Step Back in Time at Henry Horton State Park
Laughter drifts up as I stroll down the Duck River Blueway access at Henry Horton State Park. As they say, if you can’t beat ‘em you might as well kick your shoes off and join’em, splashing in the shallows and cooling on a hot day.
The Duck River is a pastoral stream meandering almost 270 miles. An eight-mile canoe trip from the park takes you by scenic bluffs, diverse wildlife and historic areas. The river flows over gravel bars, around islands and along bottomlands. The park’s river access is a popular one for those who want an easy, pretty journey. You can join a ranger-led float trip by calling 931-364-2222.
Bring your own water craft or rent one at a nearby canoe livery. They do a brisk business from Memorial Day through Labor Day, and some liveries will schedule an out-of-season trip for you.
Free flowing for much of its length, the Duck River also attracts anglers pursuing largemouth bass, smallmouth bass, bream, red-eye and catfish. There are plenty of places to fish from the bank.
Henry Horton State Park offers RV and primitive camping along the river. If you prefer creature comforts, stay in one of eight cabins or 72 units in the inn. Whether picnicking along the river, hiking, shooting skeet, swimming or golfing on an 18-hole championship course, there’s so much to see and do within the park’s 1,140 acres.
The park on U.S. Alt. 31, less than an hour drive southwest of Nashville, was developed on land once owned by Henry Horton, Tennessee’s governor from 1927 to 1933. During the late 1700s early settlers crossed the Duck River here at what was then known as Fishing Ford. During the War of 1812, Andrew Jackson used the ford to march his soldiers south to the Battle of Horseshoe Bend and the Battle of New Orleans. The land had been in Horton’s wife’s family, the Wilhoites, since 1845.

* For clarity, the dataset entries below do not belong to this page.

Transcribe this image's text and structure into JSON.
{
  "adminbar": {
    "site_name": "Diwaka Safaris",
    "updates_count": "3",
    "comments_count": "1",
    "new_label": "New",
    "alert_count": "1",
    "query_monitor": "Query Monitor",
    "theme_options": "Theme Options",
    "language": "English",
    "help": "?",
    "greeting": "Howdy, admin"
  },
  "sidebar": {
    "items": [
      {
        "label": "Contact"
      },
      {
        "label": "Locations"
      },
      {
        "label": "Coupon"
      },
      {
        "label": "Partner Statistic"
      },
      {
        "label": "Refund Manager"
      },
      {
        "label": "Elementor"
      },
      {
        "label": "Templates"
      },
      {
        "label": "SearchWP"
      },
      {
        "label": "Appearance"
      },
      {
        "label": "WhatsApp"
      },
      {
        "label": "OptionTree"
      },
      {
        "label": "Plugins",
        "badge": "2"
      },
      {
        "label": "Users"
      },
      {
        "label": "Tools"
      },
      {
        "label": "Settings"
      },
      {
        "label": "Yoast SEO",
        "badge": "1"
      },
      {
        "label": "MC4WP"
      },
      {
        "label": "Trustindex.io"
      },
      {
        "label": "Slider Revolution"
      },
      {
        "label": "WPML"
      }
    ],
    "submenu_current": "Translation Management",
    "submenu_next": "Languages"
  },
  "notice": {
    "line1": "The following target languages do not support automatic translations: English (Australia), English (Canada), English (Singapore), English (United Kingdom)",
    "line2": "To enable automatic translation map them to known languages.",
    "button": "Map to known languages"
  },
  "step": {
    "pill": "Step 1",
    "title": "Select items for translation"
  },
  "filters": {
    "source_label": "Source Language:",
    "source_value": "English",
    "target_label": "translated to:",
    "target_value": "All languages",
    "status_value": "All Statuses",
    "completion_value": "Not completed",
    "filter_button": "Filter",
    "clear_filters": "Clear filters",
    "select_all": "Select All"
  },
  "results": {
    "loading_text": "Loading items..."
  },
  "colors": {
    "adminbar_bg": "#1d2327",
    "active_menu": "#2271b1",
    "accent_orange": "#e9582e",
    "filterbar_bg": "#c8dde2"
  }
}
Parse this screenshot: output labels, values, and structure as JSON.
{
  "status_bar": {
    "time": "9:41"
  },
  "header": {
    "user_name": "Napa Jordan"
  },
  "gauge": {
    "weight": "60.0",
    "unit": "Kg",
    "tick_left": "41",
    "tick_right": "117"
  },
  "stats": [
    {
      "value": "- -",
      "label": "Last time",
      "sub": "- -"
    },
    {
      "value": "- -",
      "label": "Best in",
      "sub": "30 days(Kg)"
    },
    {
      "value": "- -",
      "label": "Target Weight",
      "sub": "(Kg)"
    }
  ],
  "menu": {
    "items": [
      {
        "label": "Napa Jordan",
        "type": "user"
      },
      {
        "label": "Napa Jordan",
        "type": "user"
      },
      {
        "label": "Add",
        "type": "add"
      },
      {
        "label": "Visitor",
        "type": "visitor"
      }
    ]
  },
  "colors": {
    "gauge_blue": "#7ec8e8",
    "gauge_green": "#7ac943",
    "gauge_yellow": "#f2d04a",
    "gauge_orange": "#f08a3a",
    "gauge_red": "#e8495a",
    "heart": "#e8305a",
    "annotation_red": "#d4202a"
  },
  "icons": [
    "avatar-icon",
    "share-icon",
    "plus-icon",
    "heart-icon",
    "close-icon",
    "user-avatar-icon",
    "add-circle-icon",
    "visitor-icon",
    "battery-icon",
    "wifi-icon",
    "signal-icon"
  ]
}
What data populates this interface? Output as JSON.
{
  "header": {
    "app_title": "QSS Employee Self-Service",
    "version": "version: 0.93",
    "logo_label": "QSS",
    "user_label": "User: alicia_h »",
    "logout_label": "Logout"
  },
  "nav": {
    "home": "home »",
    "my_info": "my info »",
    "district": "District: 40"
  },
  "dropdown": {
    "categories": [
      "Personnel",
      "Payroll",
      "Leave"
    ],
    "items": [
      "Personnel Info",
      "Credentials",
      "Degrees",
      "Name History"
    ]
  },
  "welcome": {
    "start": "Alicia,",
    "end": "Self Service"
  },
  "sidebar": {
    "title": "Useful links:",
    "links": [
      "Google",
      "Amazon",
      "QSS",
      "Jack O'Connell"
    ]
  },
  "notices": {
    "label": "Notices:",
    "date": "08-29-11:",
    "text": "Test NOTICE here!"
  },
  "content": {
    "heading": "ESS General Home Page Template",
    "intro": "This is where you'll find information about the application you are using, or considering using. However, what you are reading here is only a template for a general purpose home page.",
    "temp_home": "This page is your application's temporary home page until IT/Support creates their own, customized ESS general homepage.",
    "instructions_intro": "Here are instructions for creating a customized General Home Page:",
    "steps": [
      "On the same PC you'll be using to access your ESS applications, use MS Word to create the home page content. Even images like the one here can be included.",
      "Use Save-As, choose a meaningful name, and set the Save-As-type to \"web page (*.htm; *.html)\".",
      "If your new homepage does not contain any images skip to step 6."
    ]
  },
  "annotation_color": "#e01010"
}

Today rusting metal gear works and log-and-stone piers seen along the one-mile Wilhoite Mill Trail remind visitors of those days gone by. A kiosk with old photographs and the local history stands on the north side of the river at the trailhead for Wilhoite and the new River Trail. Along with The Wild Turkey and Hickory Ridge Trails, all four are rated as easy.
It seems fitting that one of Henry Horton Park’s most popular annual events, Step Back In Time, shows how things were done back in the day. On September 13th, from 5-7 p.m., is a social with entertainment in the lobby of the inn celebrating our state park system’s 75th Anniversary.
The main events occur September 14th and 15th when there will be re-enactors in period costumes, old-timey country and bluegrass music-making, blacksmithing, broom making, chair weaving and demonstrators firing flint lock rifles and throwing spears with atlatls. The atlatl, a device used thousands of years ago by Native American hunters, increases the projectile’s velocity and distance. Come give it try.
You may lose yourself in the maze spelling “75th” cut into a large field of native grasses to celebrate the anniversary but save enough strength for the hay bale toss, cross-cut sawing and the annual watermelon seed spitting contest. It may prove to be a pretty serious competition if the three-time champion returns to defend his 30-foot spit.
Farm animals in the petting zoo are likely to be almost as popular as vendors who will offer homemade goods and fresh barbeque. A trackless train with carts will be available to carry folks around to the events and vendors.
5K and 10K races start at 7 a.m. Saturday morning with entry fees benefitting the Hunters for the Hungry program of the Tennessee Wildlife Federation. The program is active statewide but race entry fees will be used to help pay for processing venison donated by sportsmen and women to hunger relief programs in Marshall County.
It’s time to plan for the annual event so you don’t miss a thing.